The aim of the book is to present contemporary Paganism as a lived religion and to show how people engaged in re-creating or re-inventing ancient religious traditions, which were connected strongly with venerating Nature, live their lives in a technicized, modern society.
|Redaktor||A. Anczyk, J. Malita-Król|
|Autor||A. Anczyk, M. Banaś, C. M. Cusack, C. Filho, M. Harrington, U. R. Kleinhempel, G. Maiello, J. Malita-Król, Y. Schattevoet, R. Shizhenskiy, D. Wilson|
The aim of the book is to present contemporary Paganism as a lived religion and to show how people engaged in re-creating or re-inventing ancient religious traditions, which were connected strongly with venerating Nature, live their lives in a technicized, modern society. It consists of eleven chapters authored by researches in the field of Pagan studies from Poland, Australia, Brazil, Germany, the Czech Republic, the Netherlands and Russia. Australian Pagan festivals, Piaga Paganism of Brazil, Viking weddings, Pagan places of power in Franconia, Dutch Pagans and their relations with spirits, Pagan food in Russia, Pagan ritual fashion and funeral rites, contemporary witches’ accessories, and the reasons of becoming a male witch – are to be found amongst topics raised in this volume.

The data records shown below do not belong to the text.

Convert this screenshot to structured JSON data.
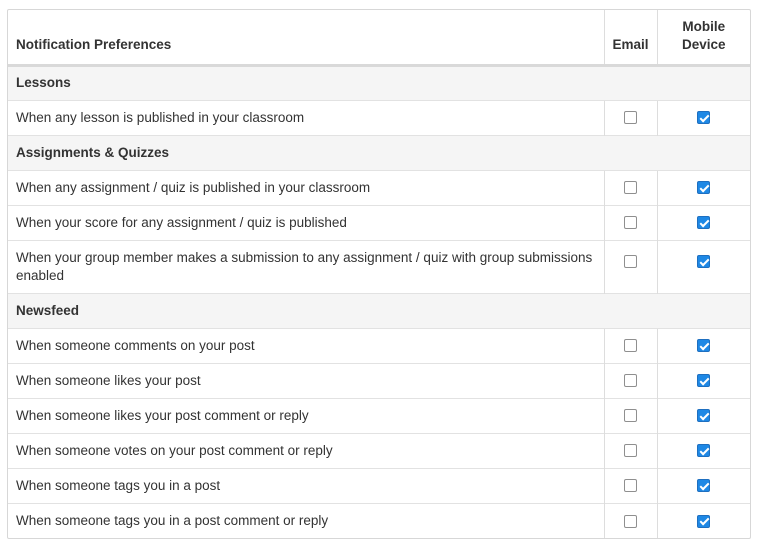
{
  "header": {
    "title": "Notification Preferences",
    "email": "Email",
    "mobile": "Mobile Device"
  },
  "sections": [
    {
      "title": "Lessons",
      "rows": [
        {
          "label": "When any lesson is published in your classroom",
          "email": false,
          "mobile": true
        }
      ]
    },
    {
      "title": "Assignments & Quizzes",
      "rows": [
        {
          "label": "When any assignment / quiz is published in your classroom",
          "email": false,
          "mobile": true
        },
        {
          "label": "When your score for any assignment / quiz is published",
          "email": false,
          "mobile": true
        },
        {
          "label": "When your group member makes a submission to any assignment / quiz with group submissions enabled",
          "email": false,
          "mobile": true
        }
      ]
    },
    {
      "title": "Newsfeed",
      "rows": [
        {
          "label": "When someone comments on your post",
          "email": false,
          "mobile": true
        },
        {
          "label": "When someone likes your post",
          "email": false,
          "mobile": true
        },
        {
          "label": "When someone likes your post comment or reply",
          "email": false,
          "mobile": true
        },
        {
          "label": "When someone votes on your post comment or reply",
          "email": false,
          "mobile": true
        },
        {
          "label": "When someone tags you in a post",
          "email": false,
          "mobile": true
        },
        {
          "label": "When someone tags you in a post comment or reply",
          "email": false,
          "mobile": true
        }
      ]
    }
  ]
}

From the Introduction:
The concept of studying lived religion is an attempt of encompassing many various modes of being and ways of perceiving reality in a research perspective. In this approach there is an important shift in the perspective, from theoretical, sociological or philosophical reflection on the everyday and ways of being, to empirical studies and examining the life just-as-it-is – which remains to be the core of lived religion. It can be a study started from emic data, fieldwork, observation, interviews, and furtherly including the etic perspective, investigating which religious beliefs are maintained, reconstructed, reinvented or newly born. With this book we invite our Readers into the New World of research possibilities, which we will hopefully reach, by walking, alongside our Pagan respondents, on the Old Ways.